--- Supplied records ---

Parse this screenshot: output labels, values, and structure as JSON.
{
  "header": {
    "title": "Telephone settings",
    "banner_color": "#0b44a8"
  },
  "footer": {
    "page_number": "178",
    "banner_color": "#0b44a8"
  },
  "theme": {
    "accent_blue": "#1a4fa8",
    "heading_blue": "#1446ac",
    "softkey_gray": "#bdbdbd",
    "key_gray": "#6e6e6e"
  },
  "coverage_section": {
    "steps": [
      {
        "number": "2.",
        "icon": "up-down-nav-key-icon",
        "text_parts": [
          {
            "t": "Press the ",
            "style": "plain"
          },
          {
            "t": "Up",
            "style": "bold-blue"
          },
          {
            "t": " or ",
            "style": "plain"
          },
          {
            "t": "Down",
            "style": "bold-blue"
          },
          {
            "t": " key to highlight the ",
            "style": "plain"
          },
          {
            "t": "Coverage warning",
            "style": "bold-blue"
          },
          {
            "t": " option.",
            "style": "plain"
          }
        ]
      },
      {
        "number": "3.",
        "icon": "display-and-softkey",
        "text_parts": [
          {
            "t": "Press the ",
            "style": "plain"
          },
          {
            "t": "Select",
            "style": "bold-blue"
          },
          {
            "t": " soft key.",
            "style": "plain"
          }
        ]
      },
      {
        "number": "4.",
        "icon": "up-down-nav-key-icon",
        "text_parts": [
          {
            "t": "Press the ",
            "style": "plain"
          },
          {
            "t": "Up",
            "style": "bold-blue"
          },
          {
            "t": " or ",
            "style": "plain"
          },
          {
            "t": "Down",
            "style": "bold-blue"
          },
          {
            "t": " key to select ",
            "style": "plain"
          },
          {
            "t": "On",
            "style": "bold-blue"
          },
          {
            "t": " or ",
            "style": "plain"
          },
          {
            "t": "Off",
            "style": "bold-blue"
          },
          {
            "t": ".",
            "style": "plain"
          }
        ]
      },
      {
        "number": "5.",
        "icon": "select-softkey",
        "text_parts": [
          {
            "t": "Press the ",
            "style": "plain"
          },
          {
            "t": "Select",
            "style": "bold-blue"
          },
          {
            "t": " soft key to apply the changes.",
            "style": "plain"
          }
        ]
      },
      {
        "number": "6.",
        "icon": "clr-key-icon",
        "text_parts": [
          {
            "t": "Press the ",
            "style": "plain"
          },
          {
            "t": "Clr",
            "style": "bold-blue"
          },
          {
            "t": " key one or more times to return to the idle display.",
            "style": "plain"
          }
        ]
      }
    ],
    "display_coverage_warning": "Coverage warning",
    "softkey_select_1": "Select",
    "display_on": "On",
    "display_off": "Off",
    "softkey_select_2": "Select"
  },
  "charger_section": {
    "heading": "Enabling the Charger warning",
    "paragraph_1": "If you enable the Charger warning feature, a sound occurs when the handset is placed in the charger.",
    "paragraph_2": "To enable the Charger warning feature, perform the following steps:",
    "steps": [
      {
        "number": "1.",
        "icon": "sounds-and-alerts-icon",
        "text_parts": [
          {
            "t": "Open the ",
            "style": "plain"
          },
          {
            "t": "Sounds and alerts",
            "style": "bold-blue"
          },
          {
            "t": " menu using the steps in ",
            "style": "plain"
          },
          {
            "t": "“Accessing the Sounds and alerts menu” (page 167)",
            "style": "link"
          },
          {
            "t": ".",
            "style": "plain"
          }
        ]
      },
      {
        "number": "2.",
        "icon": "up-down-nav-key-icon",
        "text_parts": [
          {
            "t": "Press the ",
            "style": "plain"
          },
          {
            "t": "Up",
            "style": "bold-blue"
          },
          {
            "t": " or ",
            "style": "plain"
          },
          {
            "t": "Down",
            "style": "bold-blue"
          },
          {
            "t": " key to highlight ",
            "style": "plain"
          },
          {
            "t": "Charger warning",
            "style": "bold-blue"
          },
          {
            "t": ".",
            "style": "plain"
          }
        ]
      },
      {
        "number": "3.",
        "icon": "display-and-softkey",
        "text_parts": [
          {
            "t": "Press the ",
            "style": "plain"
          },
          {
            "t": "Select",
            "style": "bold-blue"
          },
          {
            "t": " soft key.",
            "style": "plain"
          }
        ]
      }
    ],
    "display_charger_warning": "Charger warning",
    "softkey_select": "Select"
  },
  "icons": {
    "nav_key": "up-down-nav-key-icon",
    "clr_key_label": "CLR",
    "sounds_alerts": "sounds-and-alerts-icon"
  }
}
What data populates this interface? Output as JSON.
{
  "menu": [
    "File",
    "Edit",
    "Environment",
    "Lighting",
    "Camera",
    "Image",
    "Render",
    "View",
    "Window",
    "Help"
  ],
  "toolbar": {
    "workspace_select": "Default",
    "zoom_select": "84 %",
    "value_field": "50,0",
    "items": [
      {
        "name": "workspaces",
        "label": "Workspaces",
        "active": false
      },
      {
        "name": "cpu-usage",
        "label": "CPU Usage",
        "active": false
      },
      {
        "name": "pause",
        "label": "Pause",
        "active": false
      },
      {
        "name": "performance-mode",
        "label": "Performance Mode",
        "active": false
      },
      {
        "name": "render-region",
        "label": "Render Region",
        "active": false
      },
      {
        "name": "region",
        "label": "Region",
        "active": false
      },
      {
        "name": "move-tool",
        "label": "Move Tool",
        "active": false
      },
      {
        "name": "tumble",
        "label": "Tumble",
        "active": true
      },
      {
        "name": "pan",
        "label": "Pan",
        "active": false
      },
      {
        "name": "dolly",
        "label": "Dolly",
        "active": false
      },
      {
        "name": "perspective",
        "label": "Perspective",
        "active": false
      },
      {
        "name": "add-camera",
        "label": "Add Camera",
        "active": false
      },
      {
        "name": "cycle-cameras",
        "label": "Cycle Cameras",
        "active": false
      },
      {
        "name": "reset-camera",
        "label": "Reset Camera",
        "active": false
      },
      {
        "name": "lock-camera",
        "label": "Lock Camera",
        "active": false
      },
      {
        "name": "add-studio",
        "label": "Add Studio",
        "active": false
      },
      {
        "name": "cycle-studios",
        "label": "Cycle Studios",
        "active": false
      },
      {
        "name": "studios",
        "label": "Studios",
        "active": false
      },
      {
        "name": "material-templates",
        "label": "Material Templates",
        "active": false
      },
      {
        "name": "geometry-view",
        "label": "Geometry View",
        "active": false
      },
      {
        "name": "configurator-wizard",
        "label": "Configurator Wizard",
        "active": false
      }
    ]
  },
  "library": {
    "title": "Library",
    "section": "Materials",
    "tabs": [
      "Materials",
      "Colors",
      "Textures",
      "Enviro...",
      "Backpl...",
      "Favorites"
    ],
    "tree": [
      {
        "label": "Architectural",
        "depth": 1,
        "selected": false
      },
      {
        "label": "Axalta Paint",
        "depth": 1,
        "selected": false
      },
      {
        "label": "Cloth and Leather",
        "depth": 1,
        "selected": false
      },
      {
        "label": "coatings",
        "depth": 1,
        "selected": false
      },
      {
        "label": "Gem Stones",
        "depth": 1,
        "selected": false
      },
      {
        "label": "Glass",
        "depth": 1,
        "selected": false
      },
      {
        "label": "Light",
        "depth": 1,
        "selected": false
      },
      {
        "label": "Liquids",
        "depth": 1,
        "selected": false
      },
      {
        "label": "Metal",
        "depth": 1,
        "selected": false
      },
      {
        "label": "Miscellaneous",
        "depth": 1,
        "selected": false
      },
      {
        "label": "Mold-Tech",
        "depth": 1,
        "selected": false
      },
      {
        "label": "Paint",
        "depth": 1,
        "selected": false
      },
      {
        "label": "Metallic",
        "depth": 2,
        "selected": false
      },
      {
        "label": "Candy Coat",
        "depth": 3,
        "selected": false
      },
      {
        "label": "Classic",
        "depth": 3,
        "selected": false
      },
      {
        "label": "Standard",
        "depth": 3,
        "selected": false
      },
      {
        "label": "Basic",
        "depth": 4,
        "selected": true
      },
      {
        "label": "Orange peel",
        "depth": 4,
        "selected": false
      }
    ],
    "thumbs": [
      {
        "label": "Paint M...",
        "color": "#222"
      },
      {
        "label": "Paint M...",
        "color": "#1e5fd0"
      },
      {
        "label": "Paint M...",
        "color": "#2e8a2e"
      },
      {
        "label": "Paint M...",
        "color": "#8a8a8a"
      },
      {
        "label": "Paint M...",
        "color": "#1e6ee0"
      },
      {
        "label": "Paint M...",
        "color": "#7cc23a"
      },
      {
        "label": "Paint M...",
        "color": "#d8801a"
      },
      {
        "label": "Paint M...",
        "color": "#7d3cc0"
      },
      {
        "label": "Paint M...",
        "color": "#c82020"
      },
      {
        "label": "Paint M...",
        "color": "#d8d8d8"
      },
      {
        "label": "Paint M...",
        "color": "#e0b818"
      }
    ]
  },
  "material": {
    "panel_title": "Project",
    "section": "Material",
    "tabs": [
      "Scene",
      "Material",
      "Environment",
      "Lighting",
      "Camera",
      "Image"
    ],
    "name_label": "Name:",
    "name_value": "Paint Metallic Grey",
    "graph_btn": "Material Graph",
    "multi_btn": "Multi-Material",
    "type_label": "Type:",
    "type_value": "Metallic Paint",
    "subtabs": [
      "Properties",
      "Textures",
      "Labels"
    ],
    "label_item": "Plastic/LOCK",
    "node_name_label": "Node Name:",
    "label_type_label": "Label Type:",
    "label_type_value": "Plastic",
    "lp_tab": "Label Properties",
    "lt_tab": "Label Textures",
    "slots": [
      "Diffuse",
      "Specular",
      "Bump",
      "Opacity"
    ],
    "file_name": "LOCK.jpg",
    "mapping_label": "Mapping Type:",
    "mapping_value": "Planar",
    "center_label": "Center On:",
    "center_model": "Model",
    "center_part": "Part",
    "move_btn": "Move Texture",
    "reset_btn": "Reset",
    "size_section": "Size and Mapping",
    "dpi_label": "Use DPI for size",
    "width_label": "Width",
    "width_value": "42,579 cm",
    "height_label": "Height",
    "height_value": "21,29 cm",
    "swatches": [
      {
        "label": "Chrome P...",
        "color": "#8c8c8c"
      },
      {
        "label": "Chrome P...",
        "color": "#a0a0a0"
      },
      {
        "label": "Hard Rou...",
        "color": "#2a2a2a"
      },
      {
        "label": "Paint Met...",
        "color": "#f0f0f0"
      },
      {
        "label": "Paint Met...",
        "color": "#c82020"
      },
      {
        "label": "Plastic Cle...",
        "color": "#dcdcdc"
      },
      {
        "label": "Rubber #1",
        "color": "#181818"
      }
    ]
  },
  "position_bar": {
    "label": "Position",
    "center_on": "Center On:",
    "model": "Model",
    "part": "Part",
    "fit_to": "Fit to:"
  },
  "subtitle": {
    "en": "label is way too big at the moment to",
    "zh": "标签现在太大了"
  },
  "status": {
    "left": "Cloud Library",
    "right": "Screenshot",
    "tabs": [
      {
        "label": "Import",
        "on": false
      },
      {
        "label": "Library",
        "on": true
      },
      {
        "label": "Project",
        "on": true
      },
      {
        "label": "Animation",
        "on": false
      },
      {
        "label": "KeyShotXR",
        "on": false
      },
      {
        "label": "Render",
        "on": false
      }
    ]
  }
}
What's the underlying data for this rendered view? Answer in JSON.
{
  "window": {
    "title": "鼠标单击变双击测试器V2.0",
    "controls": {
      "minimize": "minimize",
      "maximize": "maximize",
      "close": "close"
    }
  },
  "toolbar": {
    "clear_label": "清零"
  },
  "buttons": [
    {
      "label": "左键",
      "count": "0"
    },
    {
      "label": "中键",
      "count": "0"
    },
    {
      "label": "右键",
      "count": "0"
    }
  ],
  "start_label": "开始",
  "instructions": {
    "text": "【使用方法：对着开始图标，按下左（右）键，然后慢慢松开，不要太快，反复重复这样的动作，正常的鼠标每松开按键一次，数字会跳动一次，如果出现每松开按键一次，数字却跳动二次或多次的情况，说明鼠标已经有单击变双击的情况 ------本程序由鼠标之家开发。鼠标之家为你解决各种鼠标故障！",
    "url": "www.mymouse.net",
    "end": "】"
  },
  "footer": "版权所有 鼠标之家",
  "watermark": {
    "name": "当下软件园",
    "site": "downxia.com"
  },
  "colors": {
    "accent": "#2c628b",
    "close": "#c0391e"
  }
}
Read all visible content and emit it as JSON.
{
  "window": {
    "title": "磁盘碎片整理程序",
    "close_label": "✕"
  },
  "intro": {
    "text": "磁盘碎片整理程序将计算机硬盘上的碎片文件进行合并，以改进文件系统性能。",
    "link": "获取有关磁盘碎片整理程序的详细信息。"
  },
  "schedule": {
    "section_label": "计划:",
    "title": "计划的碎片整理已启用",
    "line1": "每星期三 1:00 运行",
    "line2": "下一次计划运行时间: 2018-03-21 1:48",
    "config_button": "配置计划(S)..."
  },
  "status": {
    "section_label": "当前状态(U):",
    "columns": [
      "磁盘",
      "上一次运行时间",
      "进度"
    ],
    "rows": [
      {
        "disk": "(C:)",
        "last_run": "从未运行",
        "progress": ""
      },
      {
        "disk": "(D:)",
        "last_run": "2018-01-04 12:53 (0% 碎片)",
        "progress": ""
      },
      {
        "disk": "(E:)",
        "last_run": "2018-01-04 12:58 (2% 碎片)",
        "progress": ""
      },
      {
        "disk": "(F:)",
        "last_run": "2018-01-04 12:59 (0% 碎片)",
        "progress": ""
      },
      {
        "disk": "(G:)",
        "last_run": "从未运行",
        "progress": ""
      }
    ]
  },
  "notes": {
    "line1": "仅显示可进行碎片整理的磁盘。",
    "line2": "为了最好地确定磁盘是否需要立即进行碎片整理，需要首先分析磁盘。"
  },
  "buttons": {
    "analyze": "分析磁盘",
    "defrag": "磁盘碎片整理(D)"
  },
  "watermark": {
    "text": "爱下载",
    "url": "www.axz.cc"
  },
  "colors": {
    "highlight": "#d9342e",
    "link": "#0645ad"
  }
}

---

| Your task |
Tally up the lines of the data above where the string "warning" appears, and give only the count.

| Written answer |
7